Operation Pitting: New medal will honour Kabul evacuation heroes
The Operational Service Medal Afghanistan has its own distinctive clasp and will be awarded to Royal Navy, British Army and Royal Air Force personnel.
Armed Forces personnel deployed to support the evacuation from Afghanistan in August 2021 will receive special medals for their contribution.
The Operational Service Medal Afghanistan, with its own distinctive clasp, will be awarded to members of the Royal Navy, British Army and Royal Air Force for their efforts in Operation Pitting.
Armed Forces Minister James Heappey told Forces News “service personnel who served five consecutive days in Kabul, or aircrew who were involved in three or more sorties, will receive the operational service medal with an Op Pitting clasp”.
Mr Heappey also said that while it was a “departure from normal medal policy”, Operation Pitting was “exceptionally deserving”.
“There’s a tendency amongst my generation and those who are slightly older than me, who served in an Army where Iraq and Afghanistan was a guaranteed medal,” he said.
“Plus, for many people, various missions to the Balkans, Sierra Leone, it was perfectly possible to serve for 10 years and finish up with five or six medals.
“The reason to award the Pitting medal is not just to give some people something to put on their chest, people who served in Kabul, in my view, served a six-month tour compressed into two weeks in terms of the intensity of what they dealt with.”
Operation Pitting was the largest humanitarian aid operation in more than 70 years, the Ministry of Defence said.
More than 1,000 troops, diplomats and officials were dispatched to Afghanistan to rescue UK nationals and Afghan allies after the country’s capital fell to the Taliban – airlifting more than 15,000 people to safety in just over a fortnight.
The mission became the biggest airlift in Royal Air Force history.
Op Pitting personnel organised the evacuation of British nationals and eligible Afghans from Afghanistan following the Taliban takeover (Picture: MOD).
The Prime Minister said: “I’m delighted that Her Majesty The Queen has given permission for a special medal to be awarded to all those who deployed to Kabul, to honour their heroism in the face of extreme adversity.
A soldier feeds children as part of the operation (Picture: MOD).
“Operation Pitting will go down as one of the great achievements of our UK Armed Services and their civilian counterparts in the post-war era.”
He added: “The whole country can be immensely proud of their tireless work to bring men, women and children to safety.
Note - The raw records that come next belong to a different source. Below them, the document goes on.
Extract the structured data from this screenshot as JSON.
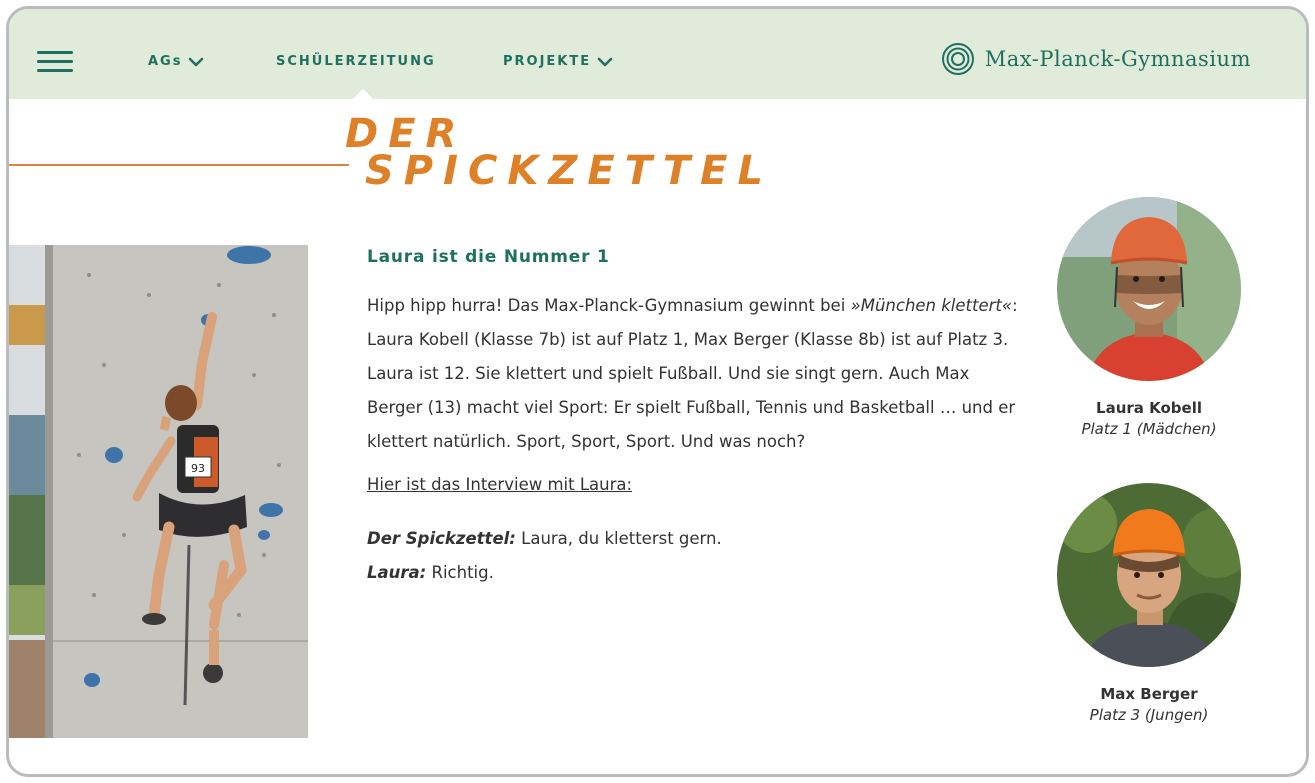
{
  "header": {
    "nav": [
      {
        "label": "AGs",
        "has_dropdown": true
      },
      {
        "label": "SCHÜLERZEITUNG",
        "has_dropdown": false,
        "active": true
      },
      {
        "label": "PROJEKTE",
        "has_dropdown": true
      }
    ],
    "brand_name": "Max-Planck-Gymnasium"
  },
  "title": {
    "line1": "DER",
    "line2": "SPICKZETTEL"
  },
  "article": {
    "heading": "Laura ist die Nummer 1",
    "body_parts": {
      "p1": "Hipp hipp hurra! Das Max-Planck-Gymnasium gewinnt bei ",
      "event": "»München klettert«",
      "p2": ": Laura Kobell (Klasse 7b) ist auf Platz 1, Max Berger (Klasse 8b) ist auf Platz 3. Laura ist 12. Sie klettert und spielt Fußball. Und sie singt gern. Auch Max Berger (13) macht viel Sport: Er spielt Fußball, Tennis und Basketball … und er klettert natürlich. Sport, Sport, Sport. Und was noch?"
    },
    "interview_link": "Hier ist das Interview mit Laura:",
    "dialog": [
      {
        "speaker": "Der Spickzettel:",
        "text": " Laura, du kletterst gern."
      },
      {
        "speaker": "Laura:",
        "text": " Richtig."
      }
    ]
  },
  "profiles": [
    {
      "name": "Laura Kobell",
      "rank": "Platz 1 (Mädchen)"
    },
    {
      "name": "Max Berger",
      "rank": "Platz 3 (Jungen)"
    }
  ],
  "climber_bib": "93",
  "colors": {
    "header_bg": "#e1ebda",
    "brand_green": "#1f7060",
    "title_orange": "#de8028",
    "text": "#333333",
    "frame_border": "#b9bcbc"
  },
  "icons": [
    "hamburger-icon",
    "chevron-down-icon",
    "brand-logo-icon"
  ]
}
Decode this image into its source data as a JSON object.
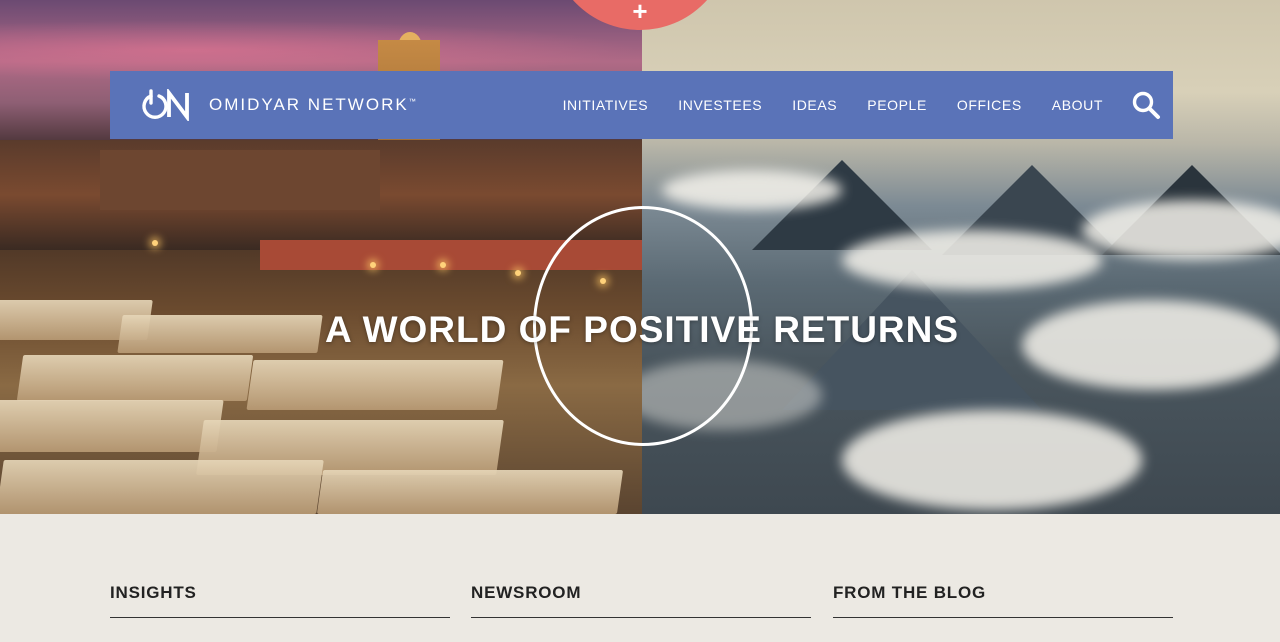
{
  "nav": {
    "logo_mark": "ON",
    "logo_text": "OMIDYAR NETWORK",
    "logo_tm": "™",
    "items": [
      {
        "label": "INITIATIVES"
      },
      {
        "label": "INVESTEES"
      },
      {
        "label": "IDEAS"
      },
      {
        "label": "PEOPLE"
      },
      {
        "label": "OFFICES"
      },
      {
        "label": "ABOUT"
      }
    ],
    "search_icon": "search-icon"
  },
  "hero": {
    "headline": "A WORLD OF POSITIVE RETURNS",
    "plus_label": "+"
  },
  "sections": [
    {
      "title": "INSIGHTS"
    },
    {
      "title": "NEWSROOM"
    },
    {
      "title": "FROM THE BLOG"
    }
  ],
  "colors": {
    "nav_bg": "#5a73b8",
    "accent": "#e86b66",
    "page_bg": "#ece9e3"
  }
}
They represent the very best of us.”
Defence Secretary Ben Wallace said: “As the security situation worsened by the hour, our servicemen and women stepped up and delivered the largest British evacuation since the Second World War. They will rightly receive medallic recognition for their efforts.
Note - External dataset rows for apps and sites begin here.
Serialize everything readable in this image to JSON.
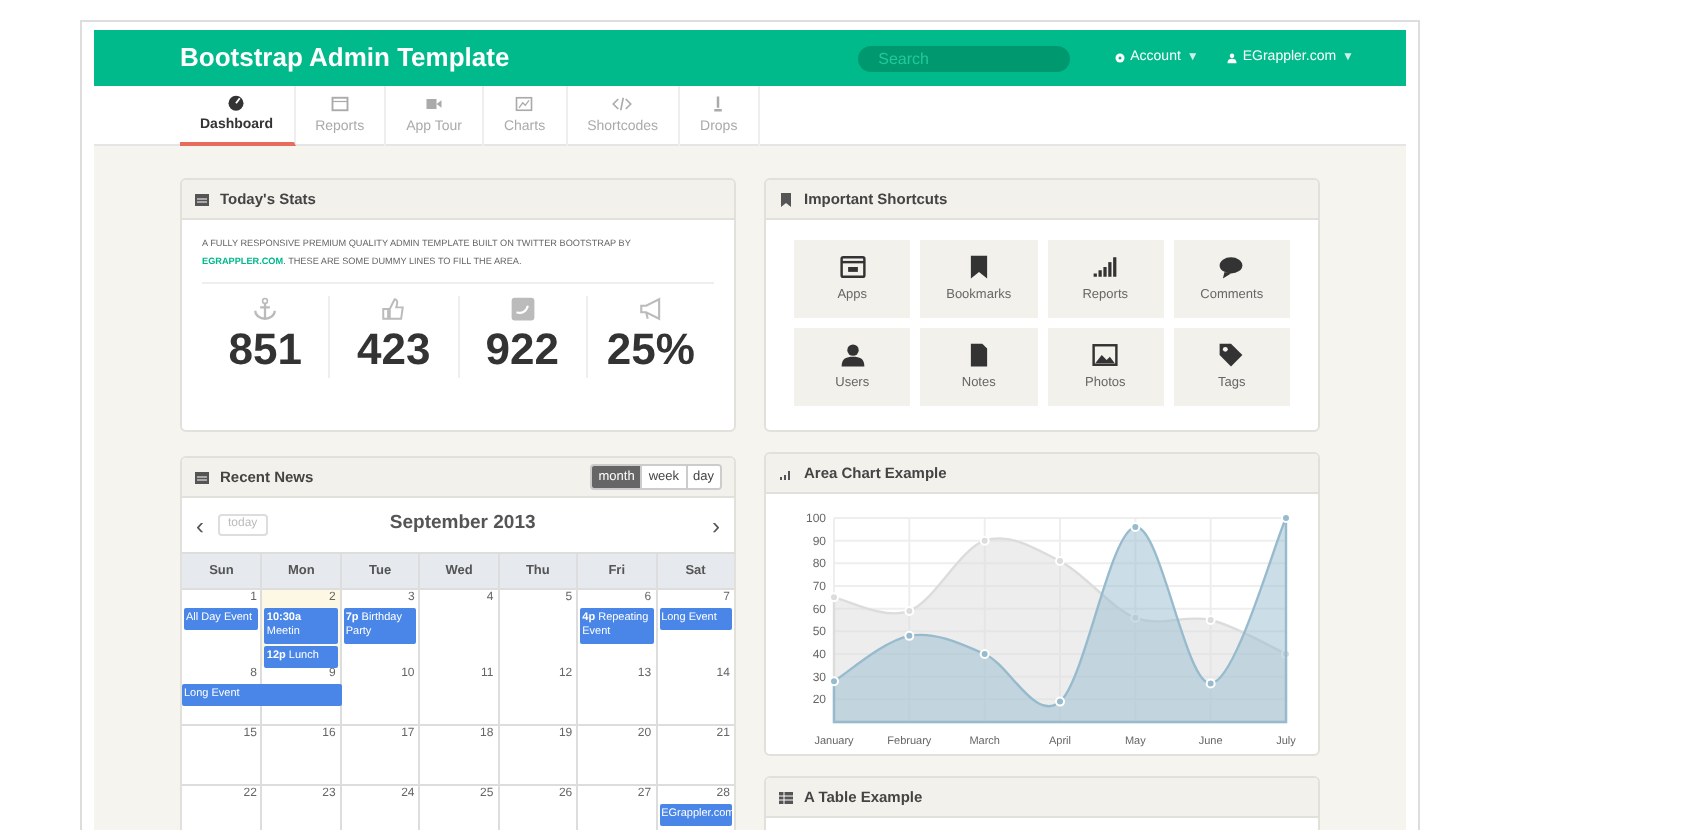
{
  "header": {
    "title": "Bootstrap Admin Template",
    "search": {
      "placeholder": "Search"
    },
    "menus": [
      {
        "label": "Account",
        "caret": "▼"
      },
      {
        "label": "EGrappler.com",
        "caret": "▼"
      }
    ]
  },
  "nav": [
    {
      "label": "Dashboard",
      "selected": true
    },
    {
      "label": "Reports",
      "selected": false
    },
    {
      "label": "App Tour",
      "selected": false
    },
    {
      "label": "Charts",
      "selected": false
    },
    {
      "label": "Shortcodes",
      "selected": false
    },
    {
      "label": "Drops",
      "selected": false
    }
  ],
  "stats": {
    "title": "Today's Stats",
    "intro_before": "A FULLY RESPONSIVE PREMIUM QUALITY ADMIN TEMPLATE BUILT ON TWITTER BOOTSTRAP BY ",
    "intro_link": "EGRAPPLER.COM",
    "intro_after": ". THESE ARE SOME DUMMY LINES TO FILL THE AREA.",
    "values": [
      "851",
      "423",
      "922",
      "25%"
    ]
  },
  "shortcuts": {
    "title": "Important Shortcuts",
    "labels": [
      "Apps",
      "Bookmarks",
      "Reports",
      "Comments",
      "Users",
      "Notes",
      "Photos",
      "Tags"
    ]
  },
  "news": {
    "title": "Recent News",
    "views": [
      {
        "label": "month",
        "selected": true
      },
      {
        "label": "week",
        "selected": false
      },
      {
        "label": "day",
        "selected": false
      }
    ],
    "prev": "‹",
    "today_button": "today",
    "month": "September 2013",
    "next": "›",
    "weekdays": [
      "Sun",
      "Mon",
      "Tue",
      "Wed",
      "Thu",
      "Fri",
      "Sat"
    ],
    "weeks": [
      [
        {
          "date": "1",
          "today": false,
          "events": [
            {
              "text": "All Day Event",
              "continues": false
            }
          ]
        },
        {
          "date": "2",
          "today": true,
          "events": [
            {
              "text": "**10:30a** Meetin",
              "continues": false
            },
            {
              "text": "**12p** Lunch",
              "continues": false
            }
          ]
        },
        {
          "date": "3",
          "today": false,
          "events": [
            {
              "text": "**7p** Birthday Party",
              "continues": false
            }
          ]
        },
        {
          "date": "4",
          "today": false
        },
        {
          "date": "5",
          "today": false
        },
        {
          "date": "6",
          "today": false,
          "events": [
            {
              "text": "**4p** Repeating Event",
              "continues": false
            }
          ]
        },
        {
          "date": "7",
          "today": false,
          "events": [
            {
              "text": "Long Event",
              "continues": false
            }
          ]
        }
      ],
      [
        {
          "date": "8",
          "today": false,
          "events": [
            {
              "text": "Long Event",
              "continues": true
            }
          ]
        },
        {
          "date": "9",
          "today": false
        },
        {
          "date": "10",
          "today": false
        },
        {
          "date": "11",
          "today": false
        },
        {
          "date": "12",
          "today": false
        },
        {
          "date": "13",
          "today": false
        },
        {
          "date": "14",
          "today": false
        }
      ],
      [
        {
          "date": "15",
          "today": false
        },
        {
          "date": "16",
          "today": false
        },
        {
          "date": "17",
          "today": false
        },
        {
          "date": "18",
          "today": false
        },
        {
          "date": "19",
          "today": false
        },
        {
          "date": "20",
          "today": false
        },
        {
          "date": "21",
          "today": false
        }
      ],
      [
        {
          "date": "22",
          "today": false
        },
        {
          "date": "23",
          "today": false
        },
        {
          "date": "24",
          "today": false
        },
        {
          "date": "25",
          "today": false
        },
        {
          "date": "26",
          "today": false
        },
        {
          "date": "27",
          "today": false
        },
        {
          "date": "28",
          "today": false,
          "events": [
            {
              "text": "EGrappler.com",
              "continues": false
            }
          ]
        }
      ]
    ]
  },
  "area_chart": {
    "title": "Area Chart Example",
    "chart_data": {
      "type": "area",
      "grid": true,
      "categories": [
        "January",
        "February",
        "March",
        "April",
        "May",
        "June",
        "July"
      ],
      "ylim": [
        10,
        100
      ],
      "yticks": [
        20,
        30,
        40,
        50,
        60,
        70,
        80,
        90,
        100
      ],
      "series": [
        {
          "color": "#dcdcdc",
          "values": [
            65,
            59,
            90,
            81,
            56,
            55,
            40
          ]
        },
        {
          "color": "#97bbcd",
          "values": [
            28,
            48,
            40,
            19,
            96,
            27,
            100
          ]
        }
      ]
    }
  },
  "table": {
    "title": "A Table Example"
  }
}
“I would like to thank them, and all our service personnel, on behalf of the public and UK Government for safely evacuating endangered Afghans through some of the most desperate scenes imaginable. You have done us all proud.”
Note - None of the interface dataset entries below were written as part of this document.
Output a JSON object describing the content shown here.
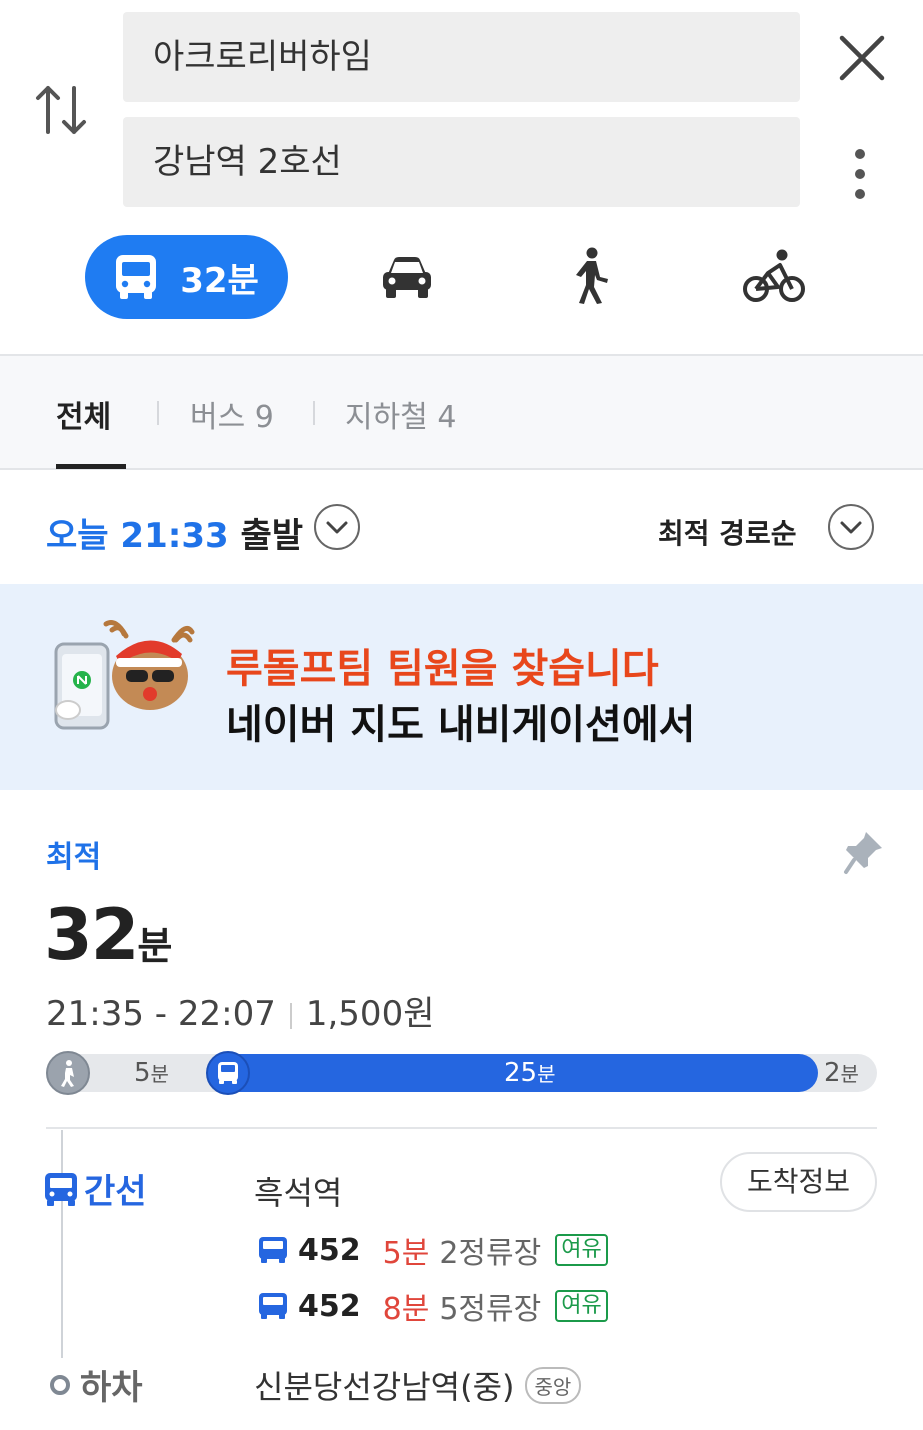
{
  "search": {
    "origin": "아크로리버하임",
    "destination": "강남역 2호선"
  },
  "modes": {
    "transit_label": "32분"
  },
  "tabs": [
    {
      "label": "전체"
    },
    {
      "label": "버스 9"
    },
    {
      "label": "지하철 4"
    }
  ],
  "depart": {
    "day": "오늘",
    "time": "21:33",
    "suffix": "출발"
  },
  "sort": {
    "label": "최적 경로순"
  },
  "banner": {
    "line1": "루돌프팀 팀원을 찾습니다",
    "line2": "네이버 지도 내비게이션에서"
  },
  "route": {
    "badge": "최적",
    "duration_num": "32",
    "duration_unit": "분",
    "time_range": "21:35 - 22:07",
    "fare": "1,500원",
    "segments": {
      "walk_num": "5",
      "walk_unit": "분",
      "bus_num": "25",
      "bus_unit": "분",
      "end_num": "2",
      "end_unit": "분"
    },
    "leg": {
      "kind": "간선",
      "stop": "흑석역",
      "arrival_button": "도착정보",
      "buses": [
        {
          "number": "452",
          "eta": "5분",
          "stops": "2정류장",
          "crowd": "여유"
        },
        {
          "number": "452",
          "eta": "8분",
          "stops": "5정류장",
          "crowd": "여유"
        }
      ]
    },
    "alight": {
      "kind": "하차",
      "stop": "신분당선강남역(중)",
      "tag": "중앙"
    }
  },
  "colors": {
    "accent": "#1f7cf2",
    "bus": "#2566e0",
    "eta": "#e0463b",
    "crowd": "#1b9a4a",
    "banner_red": "#e8471c"
  }
}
After Op Pitting’s completion, there were discussions over whether the personnel involved should receive medals for their role.
The Ministry of Defence said at the time, the awarding of medals, which would go against the precedent of eligible operations lasting 30 days, would require “lengthy consideration”.
The vast majority of voters in a Forces News poll believed personnel involved in Op Pitting deserved medals for their work.